Would you please write out every record exactly?

Segment Open

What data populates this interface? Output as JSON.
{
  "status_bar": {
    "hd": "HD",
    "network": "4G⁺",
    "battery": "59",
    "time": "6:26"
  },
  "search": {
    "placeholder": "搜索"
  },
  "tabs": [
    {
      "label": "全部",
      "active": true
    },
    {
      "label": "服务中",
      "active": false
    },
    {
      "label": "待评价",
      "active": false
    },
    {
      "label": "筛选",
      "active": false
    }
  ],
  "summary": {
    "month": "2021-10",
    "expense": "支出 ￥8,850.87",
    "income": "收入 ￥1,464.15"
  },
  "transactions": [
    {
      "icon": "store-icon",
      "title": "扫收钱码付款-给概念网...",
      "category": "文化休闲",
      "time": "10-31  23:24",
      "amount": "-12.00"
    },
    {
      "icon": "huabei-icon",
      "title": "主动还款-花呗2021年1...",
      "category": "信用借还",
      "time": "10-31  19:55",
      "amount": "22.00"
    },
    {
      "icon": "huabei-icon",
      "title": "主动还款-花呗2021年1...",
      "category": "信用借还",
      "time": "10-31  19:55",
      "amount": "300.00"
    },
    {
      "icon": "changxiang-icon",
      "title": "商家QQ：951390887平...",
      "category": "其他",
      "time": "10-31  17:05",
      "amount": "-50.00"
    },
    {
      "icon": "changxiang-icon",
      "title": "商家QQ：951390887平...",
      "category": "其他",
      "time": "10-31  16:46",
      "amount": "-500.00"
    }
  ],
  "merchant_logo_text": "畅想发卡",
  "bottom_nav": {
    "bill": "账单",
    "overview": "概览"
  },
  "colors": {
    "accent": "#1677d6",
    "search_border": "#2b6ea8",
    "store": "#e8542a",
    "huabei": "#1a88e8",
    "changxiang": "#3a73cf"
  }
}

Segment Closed

→ **Answer for the task**
What data populates this interface? Output as JSON.
{
  "status_bar": {
    "hd": "HD",
    "network": "4G⁺",
    "battery": "59",
    "time": "6:26"
  },
  "search": {
    "placeholder": "搜索"
  },
  "tabs": [
    {
      "label": "全部",
      "active": true
    },
    {
      "label": "服务中",
      "active": false
    },
    {
      "label": "待评价",
      "active": false
    },
    {
      "label": "筛选",
      "active": false
    }
  ],
  "summary": {
    "month": "2021-10",
    "expense": "支出 ￥8,850.87",
    "income": "收入 ￥1,464.15"
  },
  "transactions": [
    {
      "icon": "store-icon",
      "title": "扫收钱码付款-给概念网...",
      "category": "文化休闲",
      "time": "10-31  23:24",
      "amount": "-12.00"
    },
    {
      "icon": "huabei-icon",
      "title": "主动还款-花呗2021年1...",
      "category": "信用借还",
      "time": "10-31  19:55",
      "amount": "22.00"
    },
    {
      "icon": "huabei-icon",
      "title": "主动还款-花呗2021年1...",
      "category": "信用借还",
      "time": "10-31  19:55",
      "amount": "300.00"
    },
    {
      "icon": "changxiang-icon",
      "title": "商家QQ：951390887平...",
      "category": "其他",
      "time": "10-31  17:05",
      "amount": "-50.00"
    },
    {
      "icon": "changxiang-icon",
      "title": "商家QQ：951390887平...",
      "category": "其他",
      "time": "10-31  16:46",
      "amount": "-500.00"
    }
  ],
  "merchant_logo_text": "畅想发卡",
  "bottom_nav": {
    "bill": "账单",
    "overview": "概览"
  },
  "colors": {
    "accent": "#1677d6",
    "search_border": "#2b6ea8",
    "store": "#e8542a",
    "huabei": "#1a88e8",
    "changxiang": "#3a73cf"
  }
}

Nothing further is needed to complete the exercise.